# Work to be completed
The records are to be restated in their entirety, word for word.

(Data supplied Opens)

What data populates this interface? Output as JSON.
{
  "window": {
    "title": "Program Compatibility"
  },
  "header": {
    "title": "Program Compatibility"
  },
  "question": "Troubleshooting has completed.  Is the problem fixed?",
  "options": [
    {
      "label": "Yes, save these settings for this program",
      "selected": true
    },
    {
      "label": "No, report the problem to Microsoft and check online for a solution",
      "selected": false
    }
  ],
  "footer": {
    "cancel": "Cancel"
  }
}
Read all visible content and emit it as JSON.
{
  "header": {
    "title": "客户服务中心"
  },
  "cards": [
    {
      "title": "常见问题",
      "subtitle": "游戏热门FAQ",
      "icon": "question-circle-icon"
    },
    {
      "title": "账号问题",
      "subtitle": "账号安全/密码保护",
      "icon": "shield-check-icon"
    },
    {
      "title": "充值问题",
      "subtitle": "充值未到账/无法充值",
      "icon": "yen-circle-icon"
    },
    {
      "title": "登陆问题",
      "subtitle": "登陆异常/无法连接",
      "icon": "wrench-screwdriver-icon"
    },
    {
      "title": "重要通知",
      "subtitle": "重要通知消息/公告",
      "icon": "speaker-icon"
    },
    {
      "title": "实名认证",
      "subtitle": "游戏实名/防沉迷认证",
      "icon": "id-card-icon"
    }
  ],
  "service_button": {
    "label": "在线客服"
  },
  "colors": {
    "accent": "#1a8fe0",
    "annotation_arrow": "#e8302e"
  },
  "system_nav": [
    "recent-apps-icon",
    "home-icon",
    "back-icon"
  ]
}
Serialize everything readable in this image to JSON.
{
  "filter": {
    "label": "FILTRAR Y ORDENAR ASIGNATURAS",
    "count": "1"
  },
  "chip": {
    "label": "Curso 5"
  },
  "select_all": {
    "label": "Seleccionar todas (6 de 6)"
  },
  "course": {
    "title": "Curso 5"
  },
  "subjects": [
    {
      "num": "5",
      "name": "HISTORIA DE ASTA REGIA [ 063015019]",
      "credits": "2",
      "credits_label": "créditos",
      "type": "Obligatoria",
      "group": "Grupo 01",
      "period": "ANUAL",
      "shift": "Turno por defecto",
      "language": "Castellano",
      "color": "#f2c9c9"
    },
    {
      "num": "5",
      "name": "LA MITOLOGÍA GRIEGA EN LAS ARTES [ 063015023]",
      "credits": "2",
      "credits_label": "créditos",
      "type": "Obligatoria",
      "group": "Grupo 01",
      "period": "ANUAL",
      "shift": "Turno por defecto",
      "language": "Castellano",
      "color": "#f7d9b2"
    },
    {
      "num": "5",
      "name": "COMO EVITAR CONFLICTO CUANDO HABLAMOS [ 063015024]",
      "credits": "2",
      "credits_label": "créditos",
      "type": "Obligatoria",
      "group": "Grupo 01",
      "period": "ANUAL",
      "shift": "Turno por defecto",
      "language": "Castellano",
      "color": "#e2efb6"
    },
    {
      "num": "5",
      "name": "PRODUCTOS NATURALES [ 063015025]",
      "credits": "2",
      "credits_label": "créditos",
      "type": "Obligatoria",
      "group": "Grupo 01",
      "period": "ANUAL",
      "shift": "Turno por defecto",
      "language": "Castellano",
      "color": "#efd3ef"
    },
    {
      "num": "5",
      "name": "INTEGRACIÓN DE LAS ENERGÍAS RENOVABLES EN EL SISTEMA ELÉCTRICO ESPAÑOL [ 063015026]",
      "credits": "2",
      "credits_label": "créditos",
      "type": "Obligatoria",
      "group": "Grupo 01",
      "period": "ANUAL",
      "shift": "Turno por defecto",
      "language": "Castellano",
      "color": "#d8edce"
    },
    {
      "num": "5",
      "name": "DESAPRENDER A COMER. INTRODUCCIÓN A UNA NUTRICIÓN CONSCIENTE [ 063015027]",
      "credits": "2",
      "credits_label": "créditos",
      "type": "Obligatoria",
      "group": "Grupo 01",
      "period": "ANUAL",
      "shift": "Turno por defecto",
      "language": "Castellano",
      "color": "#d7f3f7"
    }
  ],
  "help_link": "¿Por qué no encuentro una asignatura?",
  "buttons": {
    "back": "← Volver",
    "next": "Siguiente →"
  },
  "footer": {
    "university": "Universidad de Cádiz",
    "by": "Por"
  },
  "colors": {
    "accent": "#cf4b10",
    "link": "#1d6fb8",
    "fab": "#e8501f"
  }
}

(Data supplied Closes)

# Exercise output
What data populates this interface? Output as JSON.
{
  "window": {
    "title": "Program Compatibility"
  },
  "header": {
    "title": "Program Compatibility"
  },
  "question": "Troubleshooting has completed.  Is the problem fixed?",
  "options": [
    {
      "label": "Yes, save these settings for this program",
      "selected": true
    },
    {
      "label": "No, report the problem to Microsoft and check online for a solution",
      "selected": false
    }
  ],
  "footer": {
    "cancel": "Cancel"
  }
}
Read all visible content and emit it as JSON.
{
  "header": {
    "title": "客户服务中心"
  },
  "cards": [
    {
      "title": "常见问题",
      "subtitle": "游戏热门FAQ",
      "icon": "question-circle-icon"
    },
    {
      "title": "账号问题",
      "subtitle": "账号安全/密码保护",
      "icon": "shield-check-icon"
    },
    {
      "title": "充值问题",
      "subtitle": "充值未到账/无法充值",
      "icon": "yen-circle-icon"
    },
    {
      "title": "登陆问题",
      "subtitle": "登陆异常/无法连接",
      "icon": "wrench-screwdriver-icon"
    },
    {
      "title": "重要通知",
      "subtitle": "重要通知消息/公告",
      "icon": "speaker-icon"
    },
    {
      "title": "实名认证",
      "subtitle": "游戏实名/防沉迷认证",
      "icon": "id-card-icon"
    }
  ],
  "service_button": {
    "label": "在线客服"
  },
  "colors": {
    "accent": "#1a8fe0",
    "annotation_arrow": "#e8302e"
  },
  "system_nav": [
    "recent-apps-icon",
    "home-icon",
    "back-icon"
  ]
}
Serialize everything readable in this image to JSON.
{
  "filter": {
    "label": "FILTRAR Y ORDENAR ASIGNATURAS",
    "count": "1"
  },
  "chip": {
    "label": "Curso 5"
  },
  "select_all": {
    "label": "Seleccionar todas (6 de 6)"
  },
  "course": {
    "title": "Curso 5"
  },
  "subjects": [
    {
      "num": "5",
      "name": "HISTORIA DE ASTA REGIA [ 063015019]",
      "credits": "2",
      "credits_label": "créditos",
      "type": "Obligatoria",
      "group": "Grupo 01",
      "period": "ANUAL",
      "shift": "Turno por defecto",
      "language": "Castellano",
      "color": "#f2c9c9"
    },
    {
      "num": "5",
      "name": "LA MITOLOGÍA GRIEGA EN LAS ARTES [ 063015023]",
      "credits": "2",
      "credits_label": "créditos",
      "type": "Obligatoria",
      "group": "Grupo 01",
      "period": "ANUAL",
      "shift": "Turno por defecto",
      "language": "Castellano",
      "color": "#f7d9b2"
    },
    {
      "num": "5",
      "name": "COMO EVITAR CONFLICTO CUANDO HABLAMOS [ 063015024]",
      "credits": "2",
      "credits_label": "créditos",
      "type": "Obligatoria",
      "group": "Grupo 01",
      "period": "ANUAL",
      "shift": "Turno por defecto",
      "language": "Castellano",
      "color": "#e2efb6"
    },
    {
      "num": "5",
      "name": "PRODUCTOS NATURALES [ 063015025]",
      "credits": "2",
      "credits_label": "créditos",
      "type": "Obligatoria",
      "group": "Grupo 01",
      "period": "ANUAL",
      "shift": "Turno por defecto",
      "language": "Castellano",
      "color": "#efd3ef"
    },
    {
      "num": "5",
      "name": "INTEGRACIÓN DE LAS ENERGÍAS RENOVABLES EN EL SISTEMA ELÉCTRICO ESPAÑOL [ 063015026]",
      "credits": "2",
      "credits_label": "créditos",
      "type": "Obligatoria",
      "group": "Grupo 01",
      "period": "ANUAL",
      "shift": "Turno por defecto",
      "language": "Castellano",
      "color": "#d8edce"
    },
    {
      "num": "5",
      "name": "DESAPRENDER A COMER. INTRODUCCIÓN A UNA NUTRICIÓN CONSCIENTE [ 063015027]",
      "credits": "2",
      "credits_label": "créditos",
      "type": "Obligatoria",
      "group": "Grupo 01",
      "period": "ANUAL",
      "shift": "Turno por defecto",
      "language": "Castellano",
      "color": "#d7f3f7"
    }
  ],
  "help_link": "¿Por qué no encuentro una asignatura?",
  "buttons": {
    "back": "← Volver",
    "next": "Siguiente →"
  },
  "footer": {
    "university": "Universidad de Cádiz",
    "by": "Por"
  },
  "colors": {
    "accent": "#cf4b10",
    "link": "#1d6fb8",
    "fab": "#e8501f"
  }
}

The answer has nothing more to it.